To get started with this example, we are going to create a new project which contains the following on a block diagram:


  1. Simulation Clock Generation – Will provide the clock and reset

  2. AXI VIP IP – Configured as a master for AXI Lite operation

  3. AXI Block Memory Controller

  4. Block RAM

This will allow us to drive the test bench to read and write data from the Block RAM over the AXI bus. This will allow the test bench example to show the basics of the how we create and work with the agent to perform read and writes.

It is within the test bench that we create the agent and configure it to drive the AXI network as we desire. To get started, we need to create two files. The first is a SystemVerilog header file which contains all of the AXI transactions we wish to implement, and the second is the actual test bench. The test bench is also a SystemVerilog file which instantiates the unit under test and calls up the SystemVerilog header file to implement the transactions.

To get started with the header file, we need to include two packages. The first is the standard AXI VIP package, and the second is a specific package named after the instantiation of the component in the design. This name also includes the hierarchy of the block diagram as well as our included declarations.

import axi_vip_pkg::*;

import design_1_axi_vip_0_0_pkg::*;

The next step is to define the agent type. This can be one of five agents, master, slave or pass-through. There are two options for the slave and pass-through with or without memory model.

For our master example, we are going to use the master agent. We declare the agent using the name of the VIP instantiation and add on the type of agent we want. For example <AXI_VIP_name>_mst_t

design_1_axi_vip_0_0_mst_t agent;

The next step is to declare all of the signals needed in the test bench. This includes the read and write transaction types and information regarding the AXI transactions (e.g. read and write addresses).

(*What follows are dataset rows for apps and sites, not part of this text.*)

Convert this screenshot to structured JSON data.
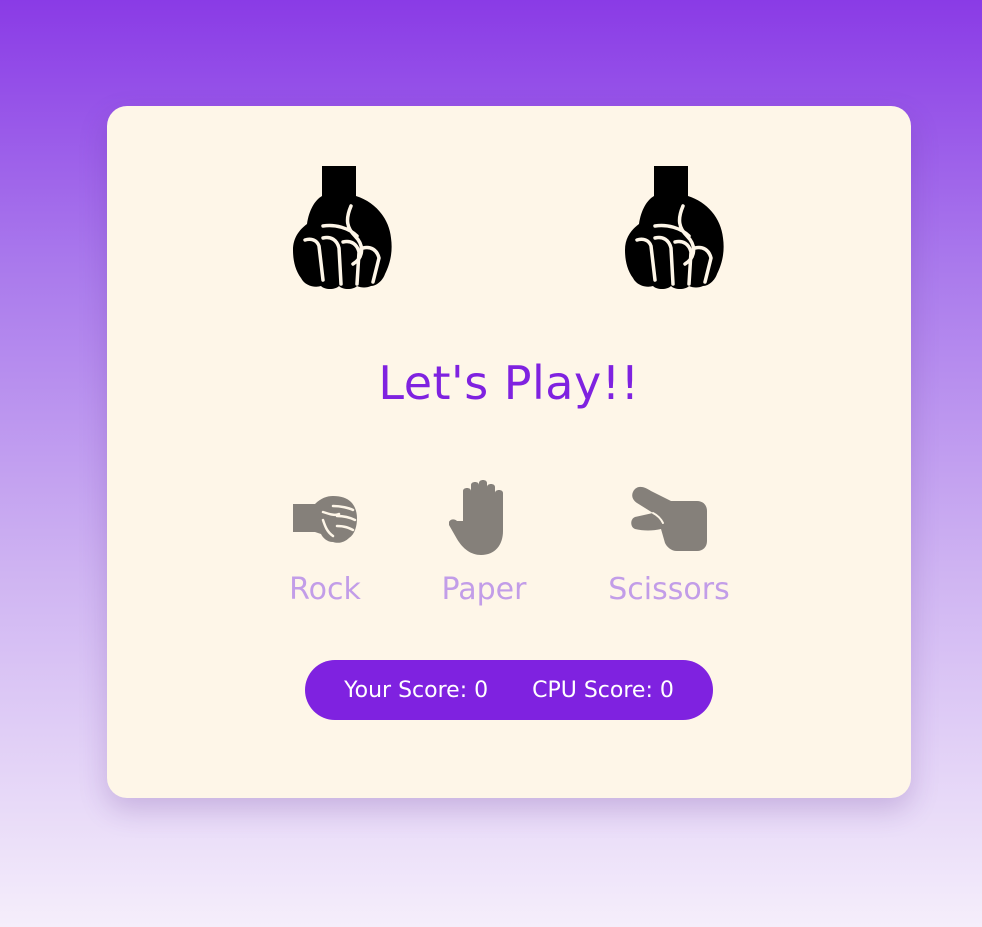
{
  "result_text": "Let's Play!!",
  "hands": {
    "player": {
      "icon": "fist-icon"
    },
    "cpu": {
      "icon": "fist-icon"
    }
  },
  "choices": [
    {
      "label": "Rock",
      "icon": "rock-fist-icon"
    },
    {
      "label": "Paper",
      "icon": "open-hand-icon"
    },
    {
      "label": "Scissors",
      "icon": "peace-hand-icon"
    }
  ],
  "score": {
    "player_label": "Your Score: 0",
    "cpu_label": "CPU Score: 0"
  },
  "colors": {
    "accent": "#7f22e0",
    "choice_label": "#c29de8",
    "choice_icon": "#85807a",
    "card": "#fef6e8"
  }
}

The meat of our design then is to create the new agent and start the newly created agent.

agent = new("master vip agent",DUT.design_1_i.axi_vip_0.inst.IF);

agent.start_master();

We then perform a write to the Block RAM using the AXI VIP. To do this, we make use of the agent and create a write transaction which we can configure with command and data before performing the transaction.

mtestWID = $urandom_range(0,(1<<(0)-1));

mtestWADDR = 64'h4;

mtestWBurstLength = 0;

mtestWDataSize = xil_axi_size_t'(xil_clog2((32)/8));

mtestWBurstType = XIL_AXI_BURST_TYPE_INCR;

mtestWData = 32'h55aa55aa;

wr_trans = agent.wr_driver.create_transaction("write transaction");

wr_trans.set_write_cmd(mtestWADDR,mtestWBurstType,mtestWID,

mtestWBurstLength,mtestWDataSize);

wr_trans.set_data_block(mtestWData);

agent.wr_driver.send(wr_trans);

Performing a read is similar. Again, the agent is used to create a new read transaction.

mtestRID = $urandom_range(0,(1<<(0)-1));

mtestRADDR = 64'h0;

mtestRBurstLength = 0;

mtestRDataSize = xil_axi_size_t'(xil_clog2((32)/8));

mtestRBurstType = XIL_AXI_BURST_TYPE_INCR;

rd_trans = agent.rd_driver.create_transaction("read transaction");

rd_trans.set_read_cmd(mtestRADDR,mtestRBurstType,mtestRID,

mtestRBurstLength,mtestRDataSize);

agent.rd_driver.send(rd_trans);

Of course, in a more complex test bench, we would make the read and write elements as tasks such that they could be called and used as needed in the test bench.

The final stage is to create the test bench file which maps in the Device Under Test and calls up the module declared in the header file to execute the AXI transactions.

Once both these files have been created, we can run the simulation, adding in the DUT and AXI VIP to the wave window. You can see the AXI write and read operations below.



Now that we understand how we drive the AXI VIP in our Vivado projects, we can create more complex examples.

If you want to check out the more complex solutions using the AXI VIP, I recommend looking at the example design. This can be accessed by right clicking on the AXI VIP element in the design tab and selecting Open IP Example Design.



Hopefully, we now understand a little more about how we can verify our IP blocks which use AXI. I have uploaded this project to GitHub if you want to explore it more.